Almond Trees – 6 ha. Touchdown has been used all over the area between the trees.
Tordon 101 by Dow Agro Sciences is another product that the owner likes to use, especially around the veggie garden and in the wooden area – where she collects “medicinal herbs” – to kill unwanted small trees. “Cortas uno y está porquería sale de nuevo con cuatro más [you cut one and this rubbish comes back with 4 more],” she told me a few times. This herbicide highly concentrated penetrates the roots of the small trees and kill them, leaving chemicals on the soil and the high risk of contaminating the water reservoirs underneath.
After spending a few days working in the Almond plantation, I was asked to prepare an organic veggie garden, next to another one under the care of the employee. I spent a few days clearing the area and was getting ready to prepare the soil when I heard the owner speak to her employee. She was planning the garden and telling him to spray all the area around the garden and the pathway with Touchdown after my departure. That evening, I notified the owner that I would be leaving her property in a few days. I explained her about my concern about the use of chemical in a veggie garden that she described as being “organic”. I realize that evening how much she was lying to me, and to all the other volunteers. Although I do not support the use of chemical and will never use any in any garden, I am only a guest as a wwoofer, and I only can present organic alternative to those who prefer to use chemicals. But at the end of the day, anyone is free to do what he/she wants with her land. What I condemn, more than anything else, is the lying about it, lying to us, volunteers, when talking about an organic garden, well knowing that herbicide had been used, and lying to the WWOOF organization when registering.
Photos of the first veggie garden behind the employee’s house. Touchdown has been used all around the area.
I realize how hard it might be for the WWOOF Latin America organization to send experts to verify that the registered hosts are indeed growing organically, or using ecologically sound methods on their land. I sincerely hope that they would find a way to assure that this is the case with all the hosts. I also wish that all volunteers would report, as I do here, the use of chemicals by wwoof hosts. I realize that some are maybe young and shy and simply don’t dare or don’t want to get into trouble. But as wwoofers, we have the responsibility to promote organic farming. This is what it is about since the 70’s and we just can’t give it up!

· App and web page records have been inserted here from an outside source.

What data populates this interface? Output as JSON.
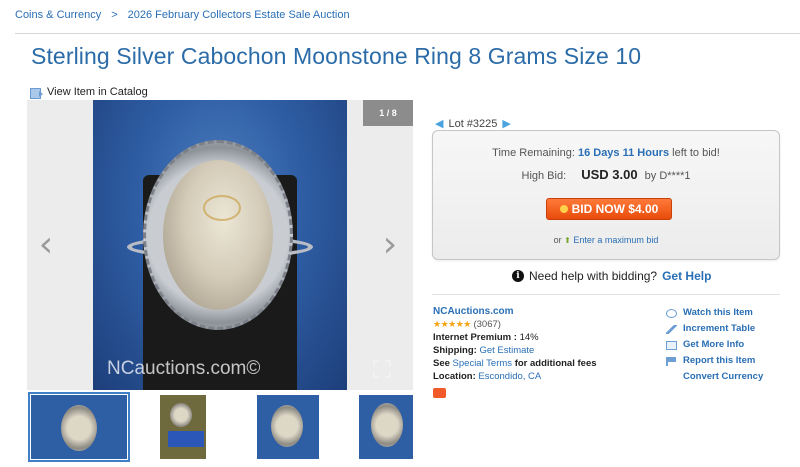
{
  "breadcrumb": {
    "items": [
      "Coins & Currency",
      "2026 February Collectors Estate Sale Auction"
    ],
    "separator": ">"
  },
  "title": "Sterling Silver Cabochon Moonstone Ring 8 Grams Size 10",
  "catalog_link": "View Item in Catalog",
  "viewer": {
    "counter": "1 / 8",
    "watermark": "NCauctions.com©",
    "prev_glyph": "‹",
    "next_glyph": "›"
  },
  "lot": {
    "label": "Lot #3225"
  },
  "bidbox": {
    "time_label": "Time Remaining:",
    "time_value": "16 Days 11 Hours",
    "time_suffix": "left to bid!",
    "high_bid_label": "High Bid:",
    "high_bid_amount": "USD 3.00",
    "high_bidder": "by D****1",
    "bid_button": "BID NOW $4.00",
    "or_text": "or",
    "max_bid_link": "Enter a maximum bid"
  },
  "help": {
    "text": "Need help with bidding?",
    "link": "Get Help"
  },
  "seller": {
    "name": "NCAuctions.com",
    "stars": "★★★★★",
    "rating_count": "(3067)",
    "premium_label": "Internet Premium :",
    "premium_value": "14%",
    "shipping_label": "Shipping:",
    "shipping_link": "Get Estimate",
    "see_text": "See",
    "terms_link": "Special Terms",
    "terms_suffix": "for additional fees",
    "location_label": "Location:",
    "location_value": "Escondido, CA"
  },
  "actions": [
    "Watch this Item",
    "Increment Table",
    "Get More Info",
    "Report this Item",
    "Convert Currency"
  ],
  "colors": {
    "link": "#2a6fb5",
    "title": "#2b6ca8",
    "bid_button": "#e84b0a",
    "star": "#f3a312"
  }
}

I invite you to participate in the discussion. If you have been a volunteer at this farm, please enter your own comments below.
See also the report (and comments) on WWOOF South America.
Additional Info…. Here is the reply that I received from Wwoof Latin America today (May 17, 2012):
Thank you for contacting us on this matter. We appreciate all feedback you can give us as we rely on your direct experience at the farms to weed out unruly or misleading hosts. We are very sorry to hear that this farm is not following WWOOF guidelines and requirements. We have already sent an email to the host farm asking them to clarify the situation. Depending on their response this farm may either be moved to the Tribu Verde list or taken off our listings. Let us know if you have any questions.